Record extracts:
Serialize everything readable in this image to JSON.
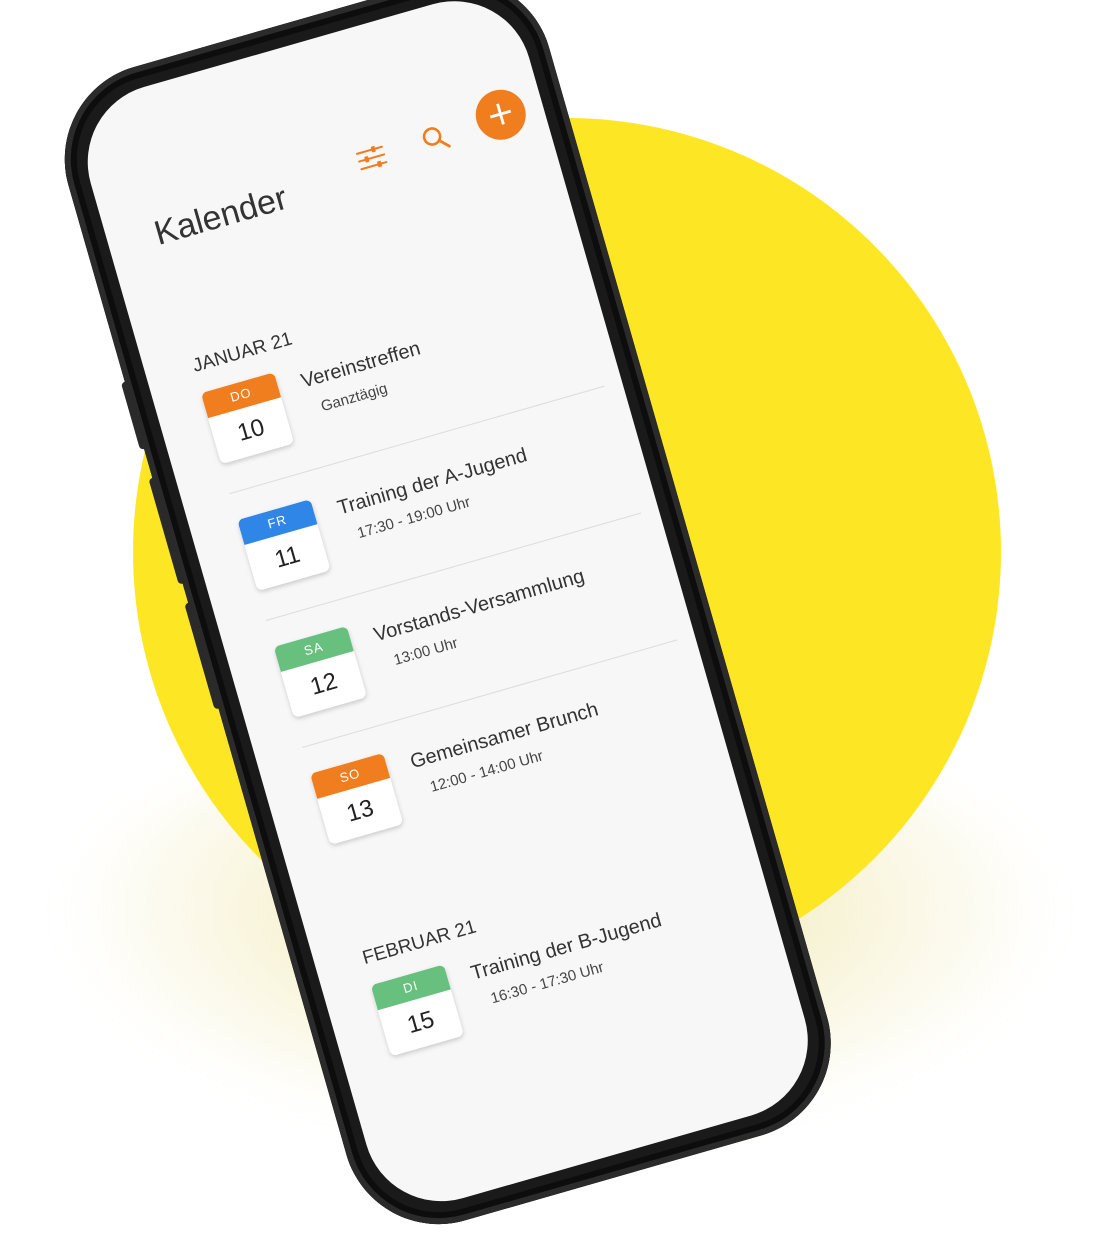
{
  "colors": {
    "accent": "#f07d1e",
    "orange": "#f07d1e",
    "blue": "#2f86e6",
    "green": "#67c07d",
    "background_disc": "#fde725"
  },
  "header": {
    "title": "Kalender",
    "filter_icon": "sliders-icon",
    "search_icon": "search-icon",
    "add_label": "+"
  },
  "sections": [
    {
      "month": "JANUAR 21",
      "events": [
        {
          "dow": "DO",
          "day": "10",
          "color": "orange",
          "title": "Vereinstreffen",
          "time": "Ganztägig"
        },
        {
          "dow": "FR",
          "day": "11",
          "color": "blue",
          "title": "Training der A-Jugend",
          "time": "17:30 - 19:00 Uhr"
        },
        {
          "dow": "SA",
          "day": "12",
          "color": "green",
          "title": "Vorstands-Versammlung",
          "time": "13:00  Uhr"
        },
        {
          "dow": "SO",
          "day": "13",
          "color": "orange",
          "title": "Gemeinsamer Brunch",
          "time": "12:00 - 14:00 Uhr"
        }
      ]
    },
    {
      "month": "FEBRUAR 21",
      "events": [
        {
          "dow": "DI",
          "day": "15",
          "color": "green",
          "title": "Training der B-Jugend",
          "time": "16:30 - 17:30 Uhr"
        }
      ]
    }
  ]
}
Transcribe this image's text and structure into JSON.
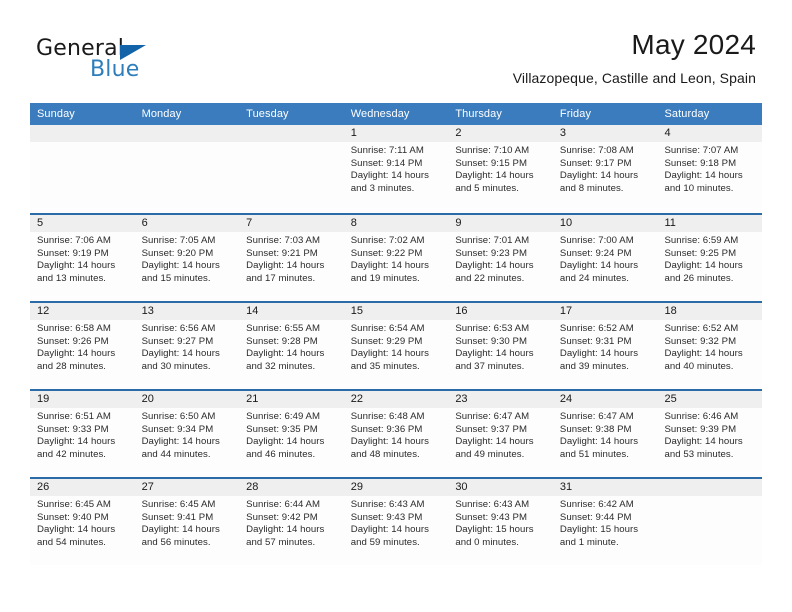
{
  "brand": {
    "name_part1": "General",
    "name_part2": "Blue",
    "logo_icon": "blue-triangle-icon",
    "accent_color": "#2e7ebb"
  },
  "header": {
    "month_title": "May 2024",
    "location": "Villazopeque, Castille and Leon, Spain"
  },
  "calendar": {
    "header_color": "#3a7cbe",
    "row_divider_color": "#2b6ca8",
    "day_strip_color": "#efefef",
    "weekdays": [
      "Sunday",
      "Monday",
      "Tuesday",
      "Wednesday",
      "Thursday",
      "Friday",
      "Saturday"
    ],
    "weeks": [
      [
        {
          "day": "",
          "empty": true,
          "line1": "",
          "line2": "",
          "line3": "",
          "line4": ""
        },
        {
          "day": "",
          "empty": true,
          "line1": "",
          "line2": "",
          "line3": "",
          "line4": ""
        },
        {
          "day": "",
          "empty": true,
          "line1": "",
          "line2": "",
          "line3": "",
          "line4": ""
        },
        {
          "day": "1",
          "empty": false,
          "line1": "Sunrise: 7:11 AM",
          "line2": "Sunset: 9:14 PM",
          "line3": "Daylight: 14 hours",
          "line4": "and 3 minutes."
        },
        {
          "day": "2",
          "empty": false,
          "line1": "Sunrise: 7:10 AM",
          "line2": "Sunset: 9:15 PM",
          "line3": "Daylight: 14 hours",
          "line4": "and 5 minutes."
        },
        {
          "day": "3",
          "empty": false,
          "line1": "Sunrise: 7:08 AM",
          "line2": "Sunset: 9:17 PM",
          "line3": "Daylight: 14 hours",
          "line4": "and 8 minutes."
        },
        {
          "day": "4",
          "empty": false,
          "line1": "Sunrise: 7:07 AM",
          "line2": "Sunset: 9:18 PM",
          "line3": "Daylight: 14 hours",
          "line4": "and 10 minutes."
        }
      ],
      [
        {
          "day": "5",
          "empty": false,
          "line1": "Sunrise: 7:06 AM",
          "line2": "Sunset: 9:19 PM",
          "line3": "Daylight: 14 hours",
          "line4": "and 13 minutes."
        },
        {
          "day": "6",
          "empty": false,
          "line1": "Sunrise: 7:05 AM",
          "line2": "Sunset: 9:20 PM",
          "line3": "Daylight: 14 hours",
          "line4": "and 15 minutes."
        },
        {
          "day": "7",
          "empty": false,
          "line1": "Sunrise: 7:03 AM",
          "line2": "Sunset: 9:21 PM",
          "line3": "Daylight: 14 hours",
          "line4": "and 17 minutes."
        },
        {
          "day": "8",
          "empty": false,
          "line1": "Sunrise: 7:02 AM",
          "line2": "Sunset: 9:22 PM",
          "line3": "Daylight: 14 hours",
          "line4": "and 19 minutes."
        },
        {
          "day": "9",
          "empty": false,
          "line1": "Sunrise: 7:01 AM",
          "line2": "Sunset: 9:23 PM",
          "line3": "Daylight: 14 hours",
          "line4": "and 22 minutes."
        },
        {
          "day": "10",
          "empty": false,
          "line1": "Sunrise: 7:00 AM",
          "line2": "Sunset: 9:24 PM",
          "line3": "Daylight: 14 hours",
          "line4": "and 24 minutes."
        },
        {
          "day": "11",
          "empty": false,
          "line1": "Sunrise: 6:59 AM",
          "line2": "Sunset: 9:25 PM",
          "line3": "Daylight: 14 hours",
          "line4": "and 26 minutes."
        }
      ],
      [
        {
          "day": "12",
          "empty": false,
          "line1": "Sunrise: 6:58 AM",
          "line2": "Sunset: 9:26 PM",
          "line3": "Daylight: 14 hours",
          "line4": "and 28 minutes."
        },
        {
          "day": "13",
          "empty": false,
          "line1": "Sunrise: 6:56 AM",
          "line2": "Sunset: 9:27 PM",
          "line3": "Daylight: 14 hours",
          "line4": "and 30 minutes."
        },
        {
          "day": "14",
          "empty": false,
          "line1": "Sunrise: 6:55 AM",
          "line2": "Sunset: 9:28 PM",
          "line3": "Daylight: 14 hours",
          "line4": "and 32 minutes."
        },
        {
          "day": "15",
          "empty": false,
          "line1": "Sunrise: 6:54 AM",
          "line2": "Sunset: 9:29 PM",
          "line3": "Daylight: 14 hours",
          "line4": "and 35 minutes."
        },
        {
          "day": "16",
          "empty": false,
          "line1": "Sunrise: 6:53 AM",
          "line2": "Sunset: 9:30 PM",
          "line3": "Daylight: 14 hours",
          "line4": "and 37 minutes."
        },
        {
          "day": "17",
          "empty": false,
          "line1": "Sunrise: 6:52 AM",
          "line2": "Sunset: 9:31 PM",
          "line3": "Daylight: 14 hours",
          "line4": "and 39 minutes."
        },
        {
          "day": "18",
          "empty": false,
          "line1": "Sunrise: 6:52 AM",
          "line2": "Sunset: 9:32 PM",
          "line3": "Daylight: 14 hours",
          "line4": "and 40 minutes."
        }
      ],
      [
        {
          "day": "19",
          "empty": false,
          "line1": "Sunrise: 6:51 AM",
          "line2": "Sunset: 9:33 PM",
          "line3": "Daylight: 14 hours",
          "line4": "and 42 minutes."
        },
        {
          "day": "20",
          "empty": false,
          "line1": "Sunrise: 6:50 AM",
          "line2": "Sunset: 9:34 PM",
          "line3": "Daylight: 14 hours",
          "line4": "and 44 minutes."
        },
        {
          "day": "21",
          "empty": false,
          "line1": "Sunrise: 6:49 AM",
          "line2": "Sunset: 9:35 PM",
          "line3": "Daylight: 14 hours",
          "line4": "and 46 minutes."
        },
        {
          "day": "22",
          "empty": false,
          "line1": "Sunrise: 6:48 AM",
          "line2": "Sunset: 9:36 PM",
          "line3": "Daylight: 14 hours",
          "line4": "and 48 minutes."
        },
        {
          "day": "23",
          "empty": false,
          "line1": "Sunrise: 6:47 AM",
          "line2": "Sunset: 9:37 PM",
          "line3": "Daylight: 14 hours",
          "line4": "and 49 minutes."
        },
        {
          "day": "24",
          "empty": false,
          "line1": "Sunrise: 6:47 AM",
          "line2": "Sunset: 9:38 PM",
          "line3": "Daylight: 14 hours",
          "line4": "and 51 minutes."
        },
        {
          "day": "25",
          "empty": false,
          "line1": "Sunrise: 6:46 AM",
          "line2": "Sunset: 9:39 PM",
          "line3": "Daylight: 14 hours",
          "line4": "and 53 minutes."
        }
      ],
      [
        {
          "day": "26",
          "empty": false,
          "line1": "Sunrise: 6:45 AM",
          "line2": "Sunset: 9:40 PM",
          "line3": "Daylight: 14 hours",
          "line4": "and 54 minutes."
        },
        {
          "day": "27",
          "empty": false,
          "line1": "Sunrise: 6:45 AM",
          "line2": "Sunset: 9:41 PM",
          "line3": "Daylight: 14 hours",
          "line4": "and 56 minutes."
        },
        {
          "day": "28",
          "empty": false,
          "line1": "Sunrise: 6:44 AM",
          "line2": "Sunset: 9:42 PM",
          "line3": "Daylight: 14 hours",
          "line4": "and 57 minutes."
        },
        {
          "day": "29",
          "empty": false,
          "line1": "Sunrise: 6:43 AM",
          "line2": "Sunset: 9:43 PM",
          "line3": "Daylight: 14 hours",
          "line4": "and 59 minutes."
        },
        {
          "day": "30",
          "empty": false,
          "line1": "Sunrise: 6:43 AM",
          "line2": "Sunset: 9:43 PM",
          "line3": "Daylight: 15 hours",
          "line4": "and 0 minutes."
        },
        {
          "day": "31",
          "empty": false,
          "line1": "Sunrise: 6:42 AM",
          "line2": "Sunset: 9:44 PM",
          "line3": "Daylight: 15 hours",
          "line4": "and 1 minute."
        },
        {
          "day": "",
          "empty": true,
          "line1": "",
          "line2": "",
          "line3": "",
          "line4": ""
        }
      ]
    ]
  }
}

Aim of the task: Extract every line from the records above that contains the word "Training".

Written response:
          "title": "Training der A-Jugend",
          "title": "Training der B-Jugend",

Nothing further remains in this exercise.